▸ What is needed
Copy out the entries that follow. Leave none out.

** Opening Listed entries block **

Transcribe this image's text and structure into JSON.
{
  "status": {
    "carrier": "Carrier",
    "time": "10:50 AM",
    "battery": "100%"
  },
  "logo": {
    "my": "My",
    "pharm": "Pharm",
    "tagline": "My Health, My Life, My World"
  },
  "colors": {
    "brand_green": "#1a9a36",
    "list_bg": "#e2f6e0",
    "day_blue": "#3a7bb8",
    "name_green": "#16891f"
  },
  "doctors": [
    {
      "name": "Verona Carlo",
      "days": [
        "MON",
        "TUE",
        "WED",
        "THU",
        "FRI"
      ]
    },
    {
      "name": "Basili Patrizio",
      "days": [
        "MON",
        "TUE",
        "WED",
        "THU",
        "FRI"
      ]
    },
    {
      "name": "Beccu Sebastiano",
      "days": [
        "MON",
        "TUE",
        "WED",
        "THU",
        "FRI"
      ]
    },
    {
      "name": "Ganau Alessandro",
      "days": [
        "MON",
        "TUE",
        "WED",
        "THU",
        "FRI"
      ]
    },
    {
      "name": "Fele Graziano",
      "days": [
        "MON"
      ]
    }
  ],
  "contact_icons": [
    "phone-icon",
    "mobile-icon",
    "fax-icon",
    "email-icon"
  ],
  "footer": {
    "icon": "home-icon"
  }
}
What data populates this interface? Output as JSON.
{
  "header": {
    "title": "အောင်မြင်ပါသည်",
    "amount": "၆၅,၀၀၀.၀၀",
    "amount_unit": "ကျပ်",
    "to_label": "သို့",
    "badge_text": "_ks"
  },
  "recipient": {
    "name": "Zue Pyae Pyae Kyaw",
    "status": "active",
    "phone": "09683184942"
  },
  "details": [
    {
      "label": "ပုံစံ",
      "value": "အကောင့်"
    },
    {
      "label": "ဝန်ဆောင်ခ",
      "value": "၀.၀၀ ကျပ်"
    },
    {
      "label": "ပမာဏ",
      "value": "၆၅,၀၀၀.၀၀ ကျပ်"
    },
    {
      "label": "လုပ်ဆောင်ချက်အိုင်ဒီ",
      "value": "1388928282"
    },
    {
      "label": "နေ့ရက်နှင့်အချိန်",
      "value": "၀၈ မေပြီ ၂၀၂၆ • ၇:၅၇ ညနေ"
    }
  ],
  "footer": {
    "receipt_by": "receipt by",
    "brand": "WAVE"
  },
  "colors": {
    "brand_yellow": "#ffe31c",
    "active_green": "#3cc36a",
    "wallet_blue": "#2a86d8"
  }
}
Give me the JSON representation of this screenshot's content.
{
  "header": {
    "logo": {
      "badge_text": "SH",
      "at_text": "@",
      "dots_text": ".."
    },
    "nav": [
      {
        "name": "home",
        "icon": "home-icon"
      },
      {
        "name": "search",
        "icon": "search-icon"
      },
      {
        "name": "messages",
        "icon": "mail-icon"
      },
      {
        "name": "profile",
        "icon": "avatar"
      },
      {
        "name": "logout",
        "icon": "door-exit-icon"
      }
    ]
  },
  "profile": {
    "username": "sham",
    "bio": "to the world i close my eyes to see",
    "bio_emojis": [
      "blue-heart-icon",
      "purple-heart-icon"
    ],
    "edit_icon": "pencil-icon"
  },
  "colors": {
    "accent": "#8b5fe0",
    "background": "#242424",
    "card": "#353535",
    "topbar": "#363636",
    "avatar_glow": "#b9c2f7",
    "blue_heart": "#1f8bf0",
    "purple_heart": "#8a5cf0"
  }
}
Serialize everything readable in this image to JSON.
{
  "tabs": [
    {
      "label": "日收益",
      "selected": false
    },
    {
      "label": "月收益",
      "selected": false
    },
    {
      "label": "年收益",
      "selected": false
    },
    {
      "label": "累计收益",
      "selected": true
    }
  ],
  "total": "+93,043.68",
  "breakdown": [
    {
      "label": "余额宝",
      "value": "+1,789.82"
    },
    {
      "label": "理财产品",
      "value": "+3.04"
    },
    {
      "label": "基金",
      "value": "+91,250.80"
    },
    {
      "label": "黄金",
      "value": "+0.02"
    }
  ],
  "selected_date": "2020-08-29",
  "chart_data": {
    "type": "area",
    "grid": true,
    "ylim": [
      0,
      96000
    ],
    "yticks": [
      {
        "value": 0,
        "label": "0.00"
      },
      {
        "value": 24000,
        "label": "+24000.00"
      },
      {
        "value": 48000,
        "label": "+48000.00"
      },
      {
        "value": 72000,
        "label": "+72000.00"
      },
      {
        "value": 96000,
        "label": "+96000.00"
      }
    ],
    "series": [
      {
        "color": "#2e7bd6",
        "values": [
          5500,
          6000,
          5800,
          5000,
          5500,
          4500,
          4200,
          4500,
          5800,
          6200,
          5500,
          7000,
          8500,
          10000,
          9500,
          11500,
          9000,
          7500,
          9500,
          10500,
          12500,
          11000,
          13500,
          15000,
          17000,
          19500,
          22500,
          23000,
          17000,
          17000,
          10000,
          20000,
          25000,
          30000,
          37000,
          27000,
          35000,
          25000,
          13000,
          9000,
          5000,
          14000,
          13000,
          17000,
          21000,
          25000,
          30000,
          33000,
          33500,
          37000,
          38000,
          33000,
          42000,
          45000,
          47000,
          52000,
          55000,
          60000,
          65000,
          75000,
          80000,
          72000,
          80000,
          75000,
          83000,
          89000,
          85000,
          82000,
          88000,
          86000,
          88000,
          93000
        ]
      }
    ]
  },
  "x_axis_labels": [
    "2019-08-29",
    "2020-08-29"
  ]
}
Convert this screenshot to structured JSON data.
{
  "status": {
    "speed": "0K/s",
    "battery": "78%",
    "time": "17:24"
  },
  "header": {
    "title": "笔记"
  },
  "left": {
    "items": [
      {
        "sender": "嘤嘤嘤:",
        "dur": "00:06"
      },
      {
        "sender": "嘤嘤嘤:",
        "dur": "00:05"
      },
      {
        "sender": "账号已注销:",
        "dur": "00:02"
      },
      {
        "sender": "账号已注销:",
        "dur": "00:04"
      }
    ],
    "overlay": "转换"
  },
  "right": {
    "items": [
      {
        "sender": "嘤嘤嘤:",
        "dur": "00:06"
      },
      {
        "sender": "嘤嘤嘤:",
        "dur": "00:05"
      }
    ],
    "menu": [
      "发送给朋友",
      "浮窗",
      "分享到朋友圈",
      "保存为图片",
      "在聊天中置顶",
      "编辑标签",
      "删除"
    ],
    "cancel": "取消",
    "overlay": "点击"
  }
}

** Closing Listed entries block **

▸ Written answer
Transcribe this image's text and structure into JSON.
{
  "status": {
    "carrier": "Carrier",
    "time": "10:50 AM",
    "battery": "100%"
  },
  "logo": {
    "my": "My",
    "pharm": "Pharm",
    "tagline": "My Health, My Life, My World"
  },
  "colors": {
    "brand_green": "#1a9a36",
    "list_bg": "#e2f6e0",
    "day_blue": "#3a7bb8",
    "name_green": "#16891f"
  },
  "doctors": [
    {
      "name": "Verona Carlo",
      "days": [
        "MON",
        "TUE",
        "WED",
        "THU",
        "FRI"
      ]
    },
    {
      "name": "Basili Patrizio",
      "days": [
        "MON",
        "TUE",
        "WED",
        "THU",
        "FRI"
      ]
    },
    {
      "name": "Beccu Sebastiano",
      "days": [
        "MON",
        "TUE",
        "WED",
        "THU",
        "FRI"
      ]
    },
    {
      "name": "Ganau Alessandro",
      "days": [
        "MON",
        "TUE",
        "WED",
        "THU",
        "FRI"
      ]
    },
    {
      "name": "Fele Graziano",
      "days": [
        "MON"
      ]
    }
  ],
  "contact_icons": [
    "phone-icon",
    "mobile-icon",
    "fax-icon",
    "email-icon"
  ],
  "footer": {
    "icon": "home-icon"
  }
}
What data populates this interface? Output as JSON.
{
  "header": {
    "title": "အောင်မြင်ပါသည်",
    "amount": "၆၅,၀၀၀.၀၀",
    "amount_unit": "ကျပ်",
    "to_label": "သို့",
    "badge_text": "_ks"
  },
  "recipient": {
    "name": "Zue Pyae Pyae Kyaw",
    "status": "active",
    "phone": "09683184942"
  },
  "details": [
    {
      "label": "ပုံစံ",
      "value": "အကောင့်"
    },
    {
      "label": "ဝန်ဆောင်ခ",
      "value": "၀.၀၀ ကျပ်"
    },
    {
      "label": "ပမာဏ",
      "value": "၆၅,၀၀၀.၀၀ ကျပ်"
    },
    {
      "label": "လုပ်ဆောင်ချက်အိုင်ဒီ",
      "value": "1388928282"
    },
    {
      "label": "နေ့ရက်နှင့်အချိန်",
      "value": "၀၈ မေပြီ ၂၀၂၆ • ၇:၅၇ ညနေ"
    }
  ],
  "footer": {
    "receipt_by": "receipt by",
    "brand": "WAVE"
  },
  "colors": {
    "brand_yellow": "#ffe31c",
    "active_green": "#3cc36a",
    "wallet_blue": "#2a86d8"
  }
}
Give me the JSON representation of this screenshot's content.
{
  "header": {
    "logo": {
      "badge_text": "SH",
      "at_text": "@",
      "dots_text": ".."
    },
    "nav": [
      {
        "name": "home",
        "icon": "home-icon"
      },
      {
        "name": "search",
        "icon": "search-icon"
      },
      {
        "name": "messages",
        "icon": "mail-icon"
      },
      {
        "name": "profile",
        "icon": "avatar"
      },
      {
        "name": "logout",
        "icon": "door-exit-icon"
      }
    ]
  },
  "profile": {
    "username": "sham",
    "bio": "to the world i close my eyes to see",
    "bio_emojis": [
      "blue-heart-icon",
      "purple-heart-icon"
    ],
    "edit_icon": "pencil-icon"
  },
  "colors": {
    "accent": "#8b5fe0",
    "background": "#242424",
    "card": "#353535",
    "topbar": "#363636",
    "avatar_glow": "#b9c2f7",
    "blue_heart": "#1f8bf0",
    "purple_heart": "#8a5cf0"
  }
}
Serialize everything readable in this image to JSON.
{
  "tabs": [
    {
      "label": "日收益",
      "selected": false
    },
    {
      "label": "月收益",
      "selected": false
    },
    {
      "label": "年收益",
      "selected": false
    },
    {
      "label": "累计收益",
      "selected": true
    }
  ],
  "total": "+93,043.68",
  "breakdown": [
    {
      "label": "余额宝",
      "value": "+1,789.82"
    },
    {
      "label": "理财产品",
      "value": "+3.04"
    },
    {
      "label": "基金",
      "value": "+91,250.80"
    },
    {
      "label": "黄金",
      "value": "+0.02"
    }
  ],
  "selected_date": "2020-08-29",
  "chart_data": {
    "type": "area",
    "grid": true,
    "ylim": [
      0,
      96000
    ],
    "yticks": [
      {
        "value": 0,
        "label": "0.00"
      },
      {
        "value": 24000,
        "label": "+24000.00"
      },
      {
        "value": 48000,
        "label": "+48000.00"
      },
      {
        "value": 72000,
        "label": "+72000.00"
      },
      {
        "value": 96000,
        "label": "+96000.00"
      }
    ],
    "series": [
      {
        "color": "#2e7bd6",
        "values": [
          5500,
          6000,
          5800,
          5000,
          5500,
          4500,
          4200,
          4500,
          5800,
          6200,
          5500,
          7000,
          8500,
          10000,
          9500,
          11500,
          9000,
          7500,
          9500,
          10500,
          12500,
          11000,
          13500,
          15000,
          17000,
          19500,
          22500,
          23000,
          17000,
          17000,
          10000,
          20000,
          25000,
          30000,
          37000,
          27000,
          35000,
          25000,
          13000,
          9000,
          5000,
          14000,
          13000,
          17000,
          21000,
          25000,
          30000,
          33000,
          33500,
          37000,
          38000,
          33000,
          42000,
          45000,
          47000,
          52000,
          55000,
          60000,
          65000,
          75000,
          80000,
          72000,
          80000,
          75000,
          83000,
          89000,
          85000,
          82000,
          88000,
          86000,
          88000,
          93000
        ]
      }
    ]
  },
  "x_axis_labels": [
    "2019-08-29",
    "2020-08-29"
  ]
}
Convert this screenshot to structured JSON data.
{
  "status": {
    "speed": "0K/s",
    "battery": "78%",
    "time": "17:24"
  },
  "header": {
    "title": "笔记"
  },
  "left": {
    "items": [
      {
        "sender": "嘤嘤嘤:",
        "dur": "00:06"
      },
      {
        "sender": "嘤嘤嘤:",
        "dur": "00:05"
      },
      {
        "sender": "账号已注销:",
        "dur": "00:02"
      },
      {
        "sender": "账号已注销:",
        "dur": "00:04"
      }
    ],
    "overlay": "转换"
  },
  "right": {
    "items": [
      {
        "sender": "嘤嘤嘤:",
        "dur": "00:06"
      },
      {
        "sender": "嘤嘤嘤:",
        "dur": "00:05"
      }
    ],
    "menu": [
      "发送给朋友",
      "浮窗",
      "分享到朋友圈",
      "保存为图片",
      "在聊天中置顶",
      "编辑标签",
      "删除"
    ],
    "cancel": "取消",
    "overlay": "点击"
  }
}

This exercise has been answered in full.